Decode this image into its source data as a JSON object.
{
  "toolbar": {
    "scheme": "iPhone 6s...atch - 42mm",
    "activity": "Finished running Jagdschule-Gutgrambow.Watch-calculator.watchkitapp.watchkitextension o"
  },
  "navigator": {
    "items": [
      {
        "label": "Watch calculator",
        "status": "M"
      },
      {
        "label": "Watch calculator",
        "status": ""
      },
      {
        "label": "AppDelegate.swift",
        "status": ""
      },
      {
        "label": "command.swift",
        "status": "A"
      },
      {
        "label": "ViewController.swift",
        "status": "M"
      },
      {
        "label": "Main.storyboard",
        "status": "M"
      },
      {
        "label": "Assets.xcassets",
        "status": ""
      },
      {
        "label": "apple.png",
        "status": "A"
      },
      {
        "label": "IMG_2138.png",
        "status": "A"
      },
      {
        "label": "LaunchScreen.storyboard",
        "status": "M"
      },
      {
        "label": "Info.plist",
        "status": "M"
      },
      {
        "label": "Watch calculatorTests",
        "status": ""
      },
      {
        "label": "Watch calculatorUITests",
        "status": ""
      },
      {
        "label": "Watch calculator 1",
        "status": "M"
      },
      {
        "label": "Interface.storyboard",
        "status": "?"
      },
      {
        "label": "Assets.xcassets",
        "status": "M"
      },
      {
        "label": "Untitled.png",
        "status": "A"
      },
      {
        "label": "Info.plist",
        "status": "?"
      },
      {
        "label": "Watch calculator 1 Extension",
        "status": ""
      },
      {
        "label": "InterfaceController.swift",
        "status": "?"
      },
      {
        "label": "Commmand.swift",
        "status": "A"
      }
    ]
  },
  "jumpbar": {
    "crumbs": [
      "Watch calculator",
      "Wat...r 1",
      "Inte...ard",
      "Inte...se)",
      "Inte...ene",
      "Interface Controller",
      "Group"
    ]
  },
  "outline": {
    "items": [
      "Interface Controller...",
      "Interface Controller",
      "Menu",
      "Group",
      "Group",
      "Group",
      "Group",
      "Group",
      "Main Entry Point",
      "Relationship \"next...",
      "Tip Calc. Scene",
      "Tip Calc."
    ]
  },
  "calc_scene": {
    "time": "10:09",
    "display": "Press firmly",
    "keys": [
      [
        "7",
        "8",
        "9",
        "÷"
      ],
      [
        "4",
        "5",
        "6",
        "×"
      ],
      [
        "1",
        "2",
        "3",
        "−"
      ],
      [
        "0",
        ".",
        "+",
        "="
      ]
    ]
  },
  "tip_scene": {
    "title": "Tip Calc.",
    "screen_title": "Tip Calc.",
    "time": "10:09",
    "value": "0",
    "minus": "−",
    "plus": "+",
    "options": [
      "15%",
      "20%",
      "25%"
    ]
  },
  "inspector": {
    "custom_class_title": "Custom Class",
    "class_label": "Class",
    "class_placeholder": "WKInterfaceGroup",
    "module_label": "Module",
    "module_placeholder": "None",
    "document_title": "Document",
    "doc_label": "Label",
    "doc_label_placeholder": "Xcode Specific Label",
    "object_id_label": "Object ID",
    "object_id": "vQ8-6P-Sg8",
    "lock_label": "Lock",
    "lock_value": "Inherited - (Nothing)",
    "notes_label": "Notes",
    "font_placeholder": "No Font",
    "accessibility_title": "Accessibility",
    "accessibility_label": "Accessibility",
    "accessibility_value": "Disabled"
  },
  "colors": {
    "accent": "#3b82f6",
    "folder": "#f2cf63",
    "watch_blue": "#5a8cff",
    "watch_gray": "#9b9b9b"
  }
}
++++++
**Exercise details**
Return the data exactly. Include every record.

**Task answer**
Decode this image into its source data as a JSON object.
{
  "toolbar": {
    "scheme": "iPhone 6s...atch - 42mm",
    "activity": "Finished running Jagdschule-Gutgrambow.Watch-calculator.watchkitapp.watchkitextension o"
  },
  "navigator": {
    "items": [
      {
        "label": "Watch calculator",
        "status": "M"
      },
      {
        "label": "Watch calculator",
        "status": ""
      },
      {
        "label": "AppDelegate.swift",
        "status": ""
      },
      {
        "label": "command.swift",
        "status": "A"
      },
      {
        "label": "ViewController.swift",
        "status": "M"
      },
      {
        "label": "Main.storyboard",
        "status": "M"
      },
      {
        "label": "Assets.xcassets",
        "status": ""
      },
      {
        "label": "apple.png",
        "status": "A"
      },
      {
        "label": "IMG_2138.png",
        "status": "A"
      },
      {
        "label": "LaunchScreen.storyboard",
        "status": "M"
      },
      {
        "label": "Info.plist",
        "status": "M"
      },
      {
        "label": "Watch calculatorTests",
        "status": ""
      },
      {
        "label": "Watch calculatorUITests",
        "status": ""
      },
      {
        "label": "Watch calculator 1",
        "status": "M"
      },
      {
        "label": "Interface.storyboard",
        "status": "?"
      },
      {
        "label": "Assets.xcassets",
        "status": "M"
      },
      {
        "label": "Untitled.png",
        "status": "A"
      },
      {
        "label": "Info.plist",
        "status": "?"
      },
      {
        "label": "Watch calculator 1 Extension",
        "status": ""
      },
      {
        "label": "InterfaceController.swift",
        "status": "?"
      },
      {
        "label": "Commmand.swift",
        "status": "A"
      }
    ]
  },
  "jumpbar": {
    "crumbs": [
      "Watch calculator",
      "Wat...r 1",
      "Inte...ard",
      "Inte...se)",
      "Inte...ene",
      "Interface Controller",
      "Group"
    ]
  },
  "outline": {
    "items": [
      "Interface Controller...",
      "Interface Controller",
      "Menu",
      "Group",
      "Group",
      "Group",
      "Group",
      "Group",
      "Main Entry Point",
      "Relationship \"next...",
      "Tip Calc. Scene",
      "Tip Calc."
    ]
  },
  "calc_scene": {
    "time": "10:09",
    "display": "Press firmly",
    "keys": [
      [
        "7",
        "8",
        "9",
        "÷"
      ],
      [
        "4",
        "5",
        "6",
        "×"
      ],
      [
        "1",
        "2",
        "3",
        "−"
      ],
      [
        "0",
        ".",
        "+",
        "="
      ]
    ]
  },
  "tip_scene": {
    "title": "Tip Calc.",
    "screen_title": "Tip Calc.",
    "time": "10:09",
    "value": "0",
    "minus": "−",
    "plus": "+",
    "options": [
      "15%",
      "20%",
      "25%"
    ]
  },
  "inspector": {
    "custom_class_title": "Custom Class",
    "class_label": "Class",
    "class_placeholder": "WKInterfaceGroup",
    "module_label": "Module",
    "module_placeholder": "None",
    "document_title": "Document",
    "doc_label": "Label",
    "doc_label_placeholder": "Xcode Specific Label",
    "object_id_label": "Object ID",
    "object_id": "vQ8-6P-Sg8",
    "lock_label": "Lock",
    "lock_value": "Inherited - (Nothing)",
    "notes_label": "Notes",
    "font_placeholder": "No Font",
    "accessibility_title": "Accessibility",
    "accessibility_label": "Accessibility",
    "accessibility_value": "Disabled"
  },
  "colors": {
    "accent": "#3b82f6",
    "folder": "#f2cf63",
    "watch_blue": "#5a8cff",
    "watch_gray": "#9b9b9b"
  }
}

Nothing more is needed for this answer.